Check every line below for the string "Bruk", and copy the lines that contain it.
======== Data to process ========
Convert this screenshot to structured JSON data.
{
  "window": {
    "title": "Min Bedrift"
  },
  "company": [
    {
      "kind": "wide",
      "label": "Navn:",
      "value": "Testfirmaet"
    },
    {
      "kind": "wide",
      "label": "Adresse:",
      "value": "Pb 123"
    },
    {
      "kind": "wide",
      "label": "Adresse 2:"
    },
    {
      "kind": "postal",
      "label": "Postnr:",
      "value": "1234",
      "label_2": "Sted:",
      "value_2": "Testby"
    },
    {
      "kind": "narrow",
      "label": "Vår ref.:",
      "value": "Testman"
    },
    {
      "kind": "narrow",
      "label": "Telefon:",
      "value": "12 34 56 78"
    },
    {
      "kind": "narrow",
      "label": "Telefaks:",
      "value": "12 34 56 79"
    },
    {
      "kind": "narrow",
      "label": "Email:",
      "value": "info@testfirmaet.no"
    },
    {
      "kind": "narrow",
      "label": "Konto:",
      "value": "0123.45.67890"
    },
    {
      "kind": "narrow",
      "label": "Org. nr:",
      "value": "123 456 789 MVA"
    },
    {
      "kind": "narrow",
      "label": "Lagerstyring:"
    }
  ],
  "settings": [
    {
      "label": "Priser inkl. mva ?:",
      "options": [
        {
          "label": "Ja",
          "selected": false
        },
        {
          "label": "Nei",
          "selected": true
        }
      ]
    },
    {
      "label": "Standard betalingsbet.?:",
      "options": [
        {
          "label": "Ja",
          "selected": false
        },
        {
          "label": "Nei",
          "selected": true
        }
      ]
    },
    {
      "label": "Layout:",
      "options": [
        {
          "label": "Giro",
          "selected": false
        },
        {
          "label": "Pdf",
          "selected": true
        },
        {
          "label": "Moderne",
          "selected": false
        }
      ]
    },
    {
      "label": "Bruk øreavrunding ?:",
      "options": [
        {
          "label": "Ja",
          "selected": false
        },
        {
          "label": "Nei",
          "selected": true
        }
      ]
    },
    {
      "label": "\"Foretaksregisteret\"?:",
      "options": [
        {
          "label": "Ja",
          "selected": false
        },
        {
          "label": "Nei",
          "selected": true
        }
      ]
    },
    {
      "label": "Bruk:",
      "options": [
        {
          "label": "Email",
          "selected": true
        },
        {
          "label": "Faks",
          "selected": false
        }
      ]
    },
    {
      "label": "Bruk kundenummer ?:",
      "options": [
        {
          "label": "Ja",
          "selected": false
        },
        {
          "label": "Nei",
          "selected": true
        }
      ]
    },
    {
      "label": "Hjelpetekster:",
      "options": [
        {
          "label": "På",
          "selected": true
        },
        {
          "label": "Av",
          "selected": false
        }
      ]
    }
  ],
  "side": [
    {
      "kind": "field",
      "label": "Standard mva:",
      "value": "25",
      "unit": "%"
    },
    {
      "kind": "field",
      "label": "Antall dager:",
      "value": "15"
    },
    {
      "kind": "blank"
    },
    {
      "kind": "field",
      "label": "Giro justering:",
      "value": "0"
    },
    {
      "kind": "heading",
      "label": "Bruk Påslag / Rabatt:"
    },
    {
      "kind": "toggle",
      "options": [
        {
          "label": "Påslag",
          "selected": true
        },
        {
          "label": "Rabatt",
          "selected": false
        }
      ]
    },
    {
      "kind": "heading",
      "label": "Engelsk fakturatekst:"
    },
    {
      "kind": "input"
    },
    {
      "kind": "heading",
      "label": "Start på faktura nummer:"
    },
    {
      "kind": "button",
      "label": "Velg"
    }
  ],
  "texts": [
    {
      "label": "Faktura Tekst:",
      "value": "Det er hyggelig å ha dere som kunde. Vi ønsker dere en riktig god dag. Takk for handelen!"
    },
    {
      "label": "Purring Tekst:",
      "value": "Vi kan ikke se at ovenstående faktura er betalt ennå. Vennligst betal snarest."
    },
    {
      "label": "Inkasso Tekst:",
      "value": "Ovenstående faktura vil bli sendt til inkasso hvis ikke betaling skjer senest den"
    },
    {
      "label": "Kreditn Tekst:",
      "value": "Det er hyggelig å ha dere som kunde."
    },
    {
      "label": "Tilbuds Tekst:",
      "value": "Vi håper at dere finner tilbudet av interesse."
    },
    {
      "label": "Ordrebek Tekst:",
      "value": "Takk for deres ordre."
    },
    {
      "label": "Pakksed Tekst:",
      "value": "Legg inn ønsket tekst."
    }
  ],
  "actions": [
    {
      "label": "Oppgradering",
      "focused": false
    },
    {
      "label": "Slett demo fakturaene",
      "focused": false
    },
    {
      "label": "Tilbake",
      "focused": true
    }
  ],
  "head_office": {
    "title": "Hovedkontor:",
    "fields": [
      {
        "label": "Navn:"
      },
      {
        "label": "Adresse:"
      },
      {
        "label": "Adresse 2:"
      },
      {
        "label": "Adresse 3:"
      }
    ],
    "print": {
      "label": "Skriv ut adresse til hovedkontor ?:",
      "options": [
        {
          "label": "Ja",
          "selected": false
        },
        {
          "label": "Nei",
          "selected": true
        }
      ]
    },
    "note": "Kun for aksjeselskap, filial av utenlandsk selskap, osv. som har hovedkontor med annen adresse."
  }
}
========
Problem solution.
      "label": "Bruk øreavrunding ?:",
      "label": "Bruk:",
      "label": "Bruk kundenummer ?:",
      "label": "Bruk Påslag / Rabatt:"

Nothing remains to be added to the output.